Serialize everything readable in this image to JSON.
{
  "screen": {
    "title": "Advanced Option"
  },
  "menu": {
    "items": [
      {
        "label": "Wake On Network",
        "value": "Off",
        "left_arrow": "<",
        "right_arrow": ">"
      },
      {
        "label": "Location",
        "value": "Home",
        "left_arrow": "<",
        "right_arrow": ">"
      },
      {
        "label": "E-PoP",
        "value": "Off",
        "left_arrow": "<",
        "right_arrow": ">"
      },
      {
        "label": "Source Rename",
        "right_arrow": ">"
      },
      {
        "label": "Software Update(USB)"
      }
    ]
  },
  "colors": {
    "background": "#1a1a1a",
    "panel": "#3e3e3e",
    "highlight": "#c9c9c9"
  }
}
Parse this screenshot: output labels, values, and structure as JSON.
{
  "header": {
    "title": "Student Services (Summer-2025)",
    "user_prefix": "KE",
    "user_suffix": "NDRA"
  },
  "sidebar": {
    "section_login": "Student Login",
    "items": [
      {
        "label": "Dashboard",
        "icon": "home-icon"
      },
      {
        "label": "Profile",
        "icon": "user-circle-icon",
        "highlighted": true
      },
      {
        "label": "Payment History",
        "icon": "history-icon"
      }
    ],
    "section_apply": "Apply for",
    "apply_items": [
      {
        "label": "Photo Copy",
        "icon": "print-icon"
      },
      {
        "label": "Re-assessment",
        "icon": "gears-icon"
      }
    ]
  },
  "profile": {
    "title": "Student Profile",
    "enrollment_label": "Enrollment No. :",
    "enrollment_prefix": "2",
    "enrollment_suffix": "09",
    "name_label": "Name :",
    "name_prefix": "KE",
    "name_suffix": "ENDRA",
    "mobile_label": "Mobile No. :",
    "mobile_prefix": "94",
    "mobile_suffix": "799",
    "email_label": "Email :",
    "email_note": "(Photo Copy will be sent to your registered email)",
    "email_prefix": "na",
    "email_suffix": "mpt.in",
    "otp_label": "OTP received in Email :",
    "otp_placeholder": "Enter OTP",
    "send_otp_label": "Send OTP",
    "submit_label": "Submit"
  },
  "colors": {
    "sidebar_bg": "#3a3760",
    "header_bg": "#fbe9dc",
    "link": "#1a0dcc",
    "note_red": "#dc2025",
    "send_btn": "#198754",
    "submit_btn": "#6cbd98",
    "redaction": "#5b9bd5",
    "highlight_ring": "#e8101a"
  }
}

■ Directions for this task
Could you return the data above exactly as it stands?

■ Written response
Serialize everything readable in this image to JSON.
{
  "screen": {
    "title": "Advanced Option"
  },
  "menu": {
    "items": [
      {
        "label": "Wake On Network",
        "value": "Off",
        "left_arrow": "<",
        "right_arrow": ">"
      },
      {
        "label": "Location",
        "value": "Home",
        "left_arrow": "<",
        "right_arrow": ">"
      },
      {
        "label": "E-PoP",
        "value": "Off",
        "left_arrow": "<",
        "right_arrow": ">"
      },
      {
        "label": "Source Rename",
        "right_arrow": ">"
      },
      {
        "label": "Software Update(USB)"
      }
    ]
  },
  "colors": {
    "background": "#1a1a1a",
    "panel": "#3e3e3e",
    "highlight": "#c9c9c9"
  }
}
Parse this screenshot: output labels, values, and structure as JSON.
{
  "header": {
    "title": "Student Services (Summer-2025)",
    "user_prefix": "KE",
    "user_suffix": "NDRA"
  },
  "sidebar": {
    "section_login": "Student Login",
    "items": [
      {
        "label": "Dashboard",
        "icon": "home-icon"
      },
      {
        "label": "Profile",
        "icon": "user-circle-icon",
        "highlighted": true
      },
      {
        "label": "Payment History",
        "icon": "history-icon"
      }
    ],
    "section_apply": "Apply for",
    "apply_items": [
      {
        "label": "Photo Copy",
        "icon": "print-icon"
      },
      {
        "label": "Re-assessment",
        "icon": "gears-icon"
      }
    ]
  },
  "profile": {
    "title": "Student Profile",
    "enrollment_label": "Enrollment No. :",
    "enrollment_prefix": "2",
    "enrollment_suffix": "09",
    "name_label": "Name :",
    "name_prefix": "KE",
    "name_suffix": "ENDRA",
    "mobile_label": "Mobile No. :",
    "mobile_prefix": "94",
    "mobile_suffix": "799",
    "email_label": "Email :",
    "email_note": "(Photo Copy will be sent to your registered email)",
    "email_prefix": "na",
    "email_suffix": "mpt.in",
    "otp_label": "OTP received in Email :",
    "otp_placeholder": "Enter OTP",
    "send_otp_label": "Send OTP",
    "submit_label": "Submit"
  },
  "colors": {
    "sidebar_bg": "#3a3760",
    "header_bg": "#fbe9dc",
    "link": "#1a0dcc",
    "note_red": "#dc2025",
    "send_btn": "#198754",
    "submit_btn": "#6cbd98",
    "redaction": "#5b9bd5",
    "highlight_ring": "#e8101a"
  }
}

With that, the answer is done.